• _EXERCISE_
Each line of the data below that carries the word "Control" needs to be copied.

Entries from a dataset of interfaces:
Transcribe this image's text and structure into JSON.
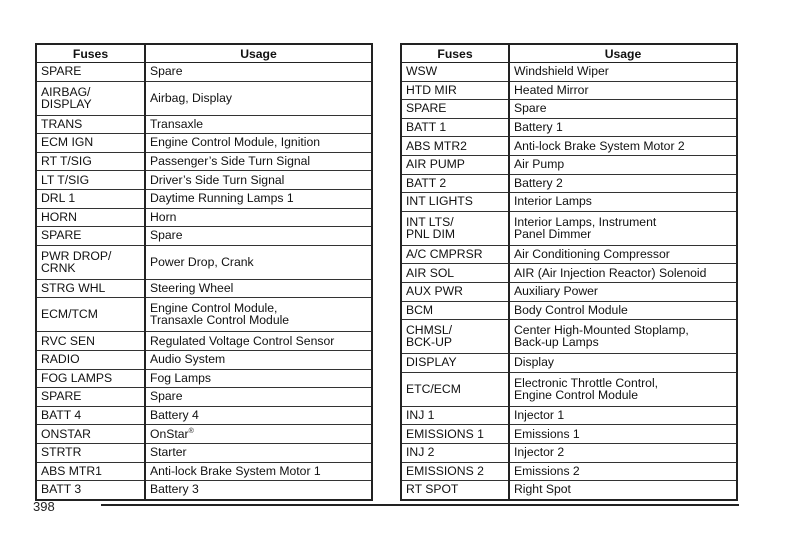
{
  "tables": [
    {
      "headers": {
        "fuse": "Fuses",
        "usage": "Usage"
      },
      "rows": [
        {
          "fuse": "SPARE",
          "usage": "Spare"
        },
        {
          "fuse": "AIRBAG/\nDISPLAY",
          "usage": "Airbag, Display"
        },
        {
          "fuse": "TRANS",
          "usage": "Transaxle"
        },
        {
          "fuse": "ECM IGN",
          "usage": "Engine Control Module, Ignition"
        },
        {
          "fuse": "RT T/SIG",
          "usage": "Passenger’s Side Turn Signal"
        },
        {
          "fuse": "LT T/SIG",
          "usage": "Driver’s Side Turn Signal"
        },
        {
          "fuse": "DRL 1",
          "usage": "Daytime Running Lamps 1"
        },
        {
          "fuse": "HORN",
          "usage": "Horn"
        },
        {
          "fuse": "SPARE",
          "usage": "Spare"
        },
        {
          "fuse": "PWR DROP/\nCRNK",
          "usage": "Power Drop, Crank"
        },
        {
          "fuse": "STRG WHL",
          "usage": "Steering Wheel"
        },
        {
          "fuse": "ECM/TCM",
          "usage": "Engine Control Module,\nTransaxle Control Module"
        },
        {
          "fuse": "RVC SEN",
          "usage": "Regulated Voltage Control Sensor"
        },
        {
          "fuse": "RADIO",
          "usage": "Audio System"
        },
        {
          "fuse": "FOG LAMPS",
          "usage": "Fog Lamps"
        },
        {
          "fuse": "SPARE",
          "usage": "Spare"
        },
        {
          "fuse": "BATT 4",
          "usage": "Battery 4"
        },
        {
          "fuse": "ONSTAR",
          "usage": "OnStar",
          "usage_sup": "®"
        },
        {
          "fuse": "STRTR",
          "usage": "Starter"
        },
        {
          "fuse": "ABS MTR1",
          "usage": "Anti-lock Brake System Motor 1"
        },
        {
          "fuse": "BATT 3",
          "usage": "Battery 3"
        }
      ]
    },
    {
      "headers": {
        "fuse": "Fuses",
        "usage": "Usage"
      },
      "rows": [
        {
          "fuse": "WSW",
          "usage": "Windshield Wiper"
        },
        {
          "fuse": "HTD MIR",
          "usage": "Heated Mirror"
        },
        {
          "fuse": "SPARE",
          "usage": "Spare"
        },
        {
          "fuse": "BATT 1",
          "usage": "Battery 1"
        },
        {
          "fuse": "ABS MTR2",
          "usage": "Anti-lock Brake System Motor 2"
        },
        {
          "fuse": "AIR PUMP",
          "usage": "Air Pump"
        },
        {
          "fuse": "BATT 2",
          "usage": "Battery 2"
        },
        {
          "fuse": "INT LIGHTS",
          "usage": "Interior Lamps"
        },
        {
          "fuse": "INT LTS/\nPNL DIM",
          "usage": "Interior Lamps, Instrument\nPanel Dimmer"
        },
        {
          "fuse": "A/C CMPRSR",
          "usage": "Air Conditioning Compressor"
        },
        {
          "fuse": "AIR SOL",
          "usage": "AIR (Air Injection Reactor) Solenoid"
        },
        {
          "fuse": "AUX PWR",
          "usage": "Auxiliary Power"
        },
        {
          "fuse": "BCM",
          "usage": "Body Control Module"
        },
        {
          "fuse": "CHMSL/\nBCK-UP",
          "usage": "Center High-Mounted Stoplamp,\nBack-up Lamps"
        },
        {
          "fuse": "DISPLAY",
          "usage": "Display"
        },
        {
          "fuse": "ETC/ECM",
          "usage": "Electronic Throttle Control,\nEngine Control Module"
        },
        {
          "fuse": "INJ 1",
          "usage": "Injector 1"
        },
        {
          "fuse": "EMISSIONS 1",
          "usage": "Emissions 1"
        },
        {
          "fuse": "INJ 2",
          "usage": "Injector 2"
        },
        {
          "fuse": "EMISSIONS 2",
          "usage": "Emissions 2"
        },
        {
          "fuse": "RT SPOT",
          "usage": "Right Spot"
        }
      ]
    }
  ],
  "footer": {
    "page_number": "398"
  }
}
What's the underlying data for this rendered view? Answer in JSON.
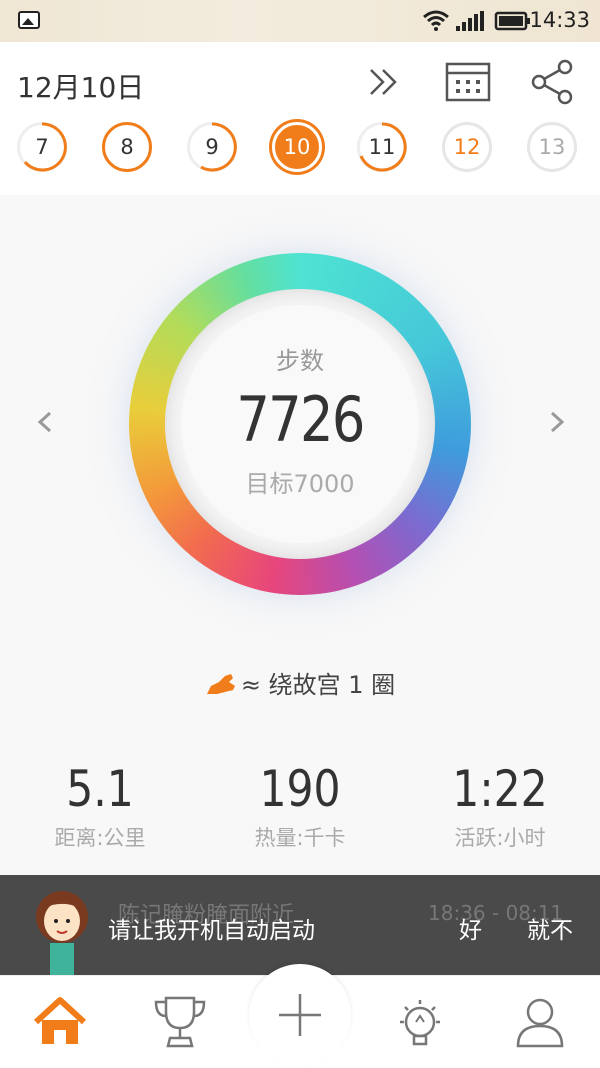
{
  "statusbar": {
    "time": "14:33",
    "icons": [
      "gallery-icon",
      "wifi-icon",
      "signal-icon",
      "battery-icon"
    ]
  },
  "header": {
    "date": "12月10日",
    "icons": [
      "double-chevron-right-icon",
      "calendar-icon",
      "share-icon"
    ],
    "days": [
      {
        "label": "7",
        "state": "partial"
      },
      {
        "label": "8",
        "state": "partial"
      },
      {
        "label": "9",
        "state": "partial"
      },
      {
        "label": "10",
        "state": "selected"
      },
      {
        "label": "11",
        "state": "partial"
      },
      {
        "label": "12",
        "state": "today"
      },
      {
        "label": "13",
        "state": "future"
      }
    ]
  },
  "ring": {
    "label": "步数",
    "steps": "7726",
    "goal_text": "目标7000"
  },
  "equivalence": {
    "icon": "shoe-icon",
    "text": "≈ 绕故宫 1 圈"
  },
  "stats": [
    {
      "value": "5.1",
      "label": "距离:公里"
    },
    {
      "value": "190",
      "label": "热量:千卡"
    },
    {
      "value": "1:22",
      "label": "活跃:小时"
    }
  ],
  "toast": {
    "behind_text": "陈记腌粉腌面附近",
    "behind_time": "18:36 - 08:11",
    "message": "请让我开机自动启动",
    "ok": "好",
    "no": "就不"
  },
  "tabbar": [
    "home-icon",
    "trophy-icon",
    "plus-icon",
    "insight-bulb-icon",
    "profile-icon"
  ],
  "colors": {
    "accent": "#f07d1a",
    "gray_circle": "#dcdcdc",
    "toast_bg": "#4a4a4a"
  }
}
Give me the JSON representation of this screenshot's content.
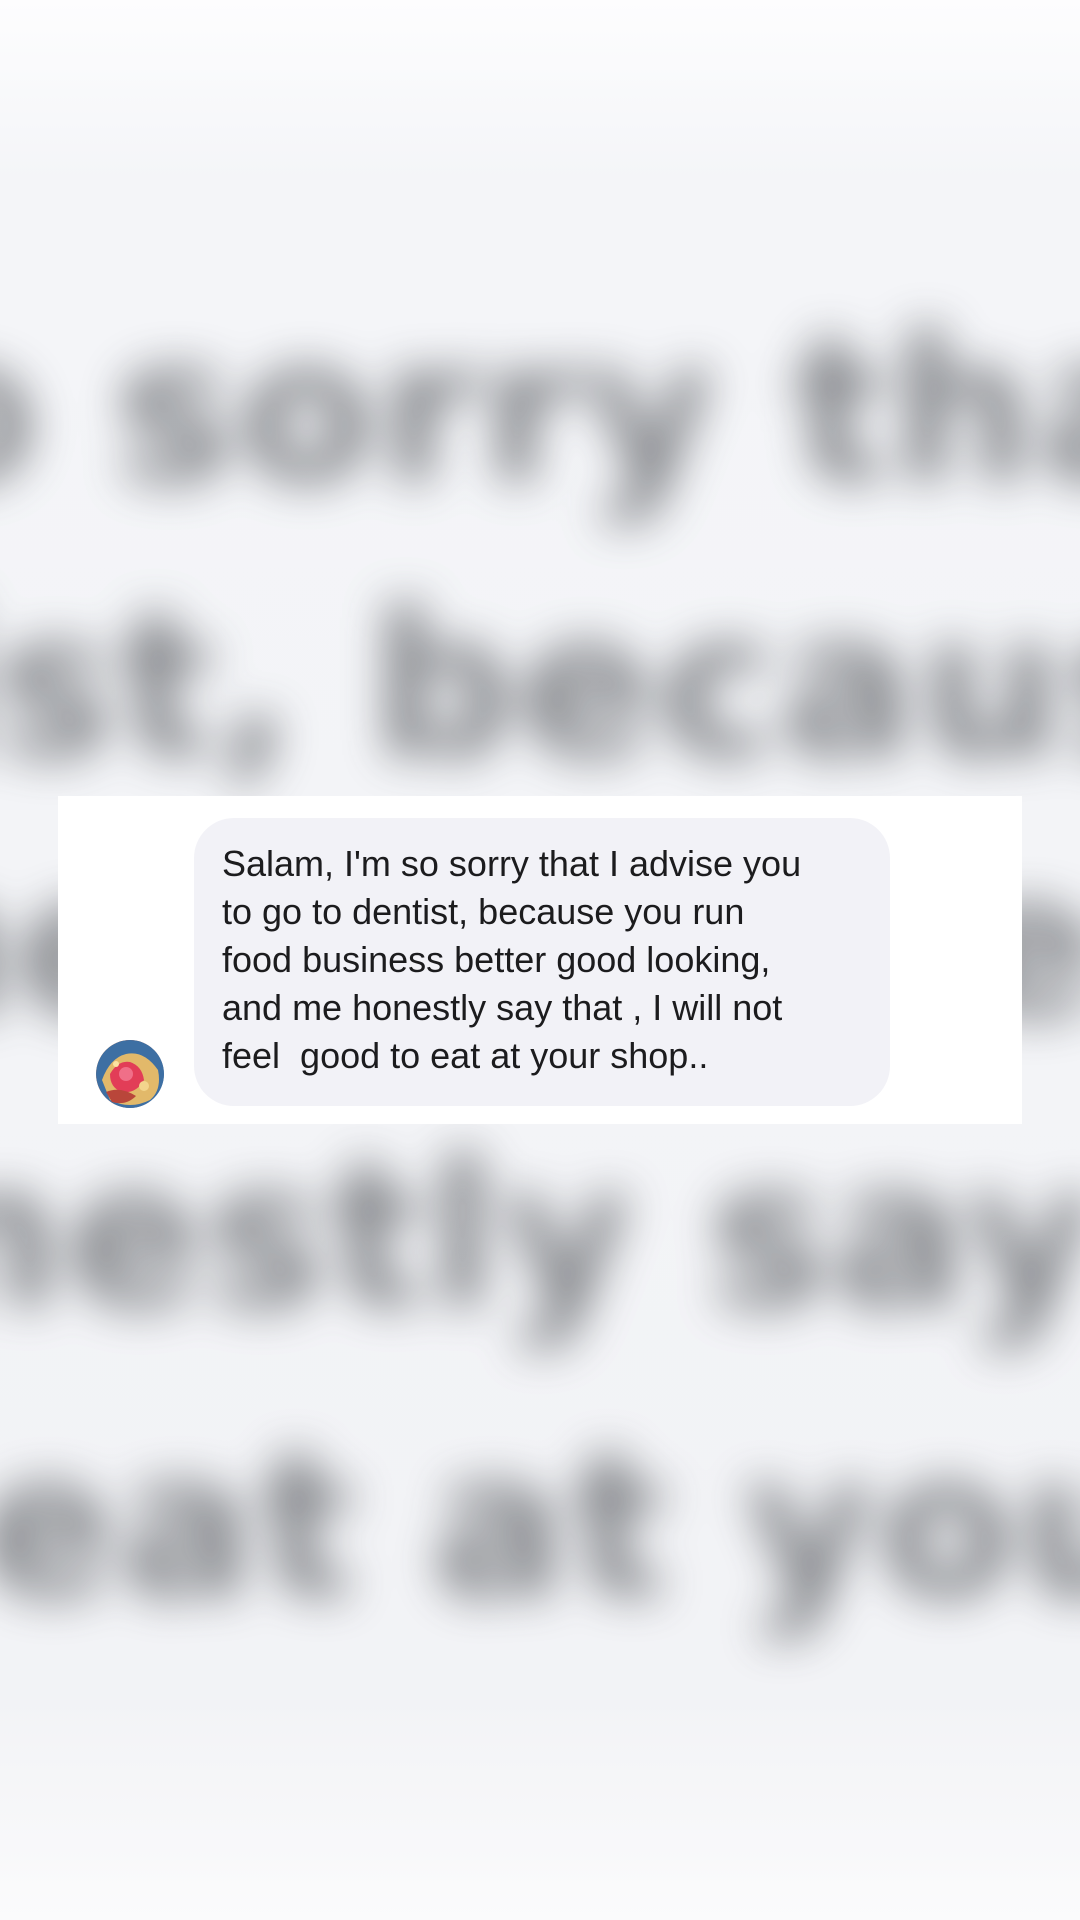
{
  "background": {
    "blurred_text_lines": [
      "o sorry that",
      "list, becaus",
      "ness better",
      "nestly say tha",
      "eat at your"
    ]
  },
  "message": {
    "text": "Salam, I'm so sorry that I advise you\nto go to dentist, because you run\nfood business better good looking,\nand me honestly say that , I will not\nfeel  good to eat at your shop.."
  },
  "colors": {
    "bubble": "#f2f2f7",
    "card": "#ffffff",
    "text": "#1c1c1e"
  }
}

• _TASK ANSWER_
          "usage": "Engine Control Module, Ignition"
          "usage": "Engine Control Module,\nTransaxle Control Module"
          "usage": "Regulated Voltage Control Sensor"
          "usage": "Body Control Module"
          "usage": "Electronic Throttle Control,\nEngine Control Module"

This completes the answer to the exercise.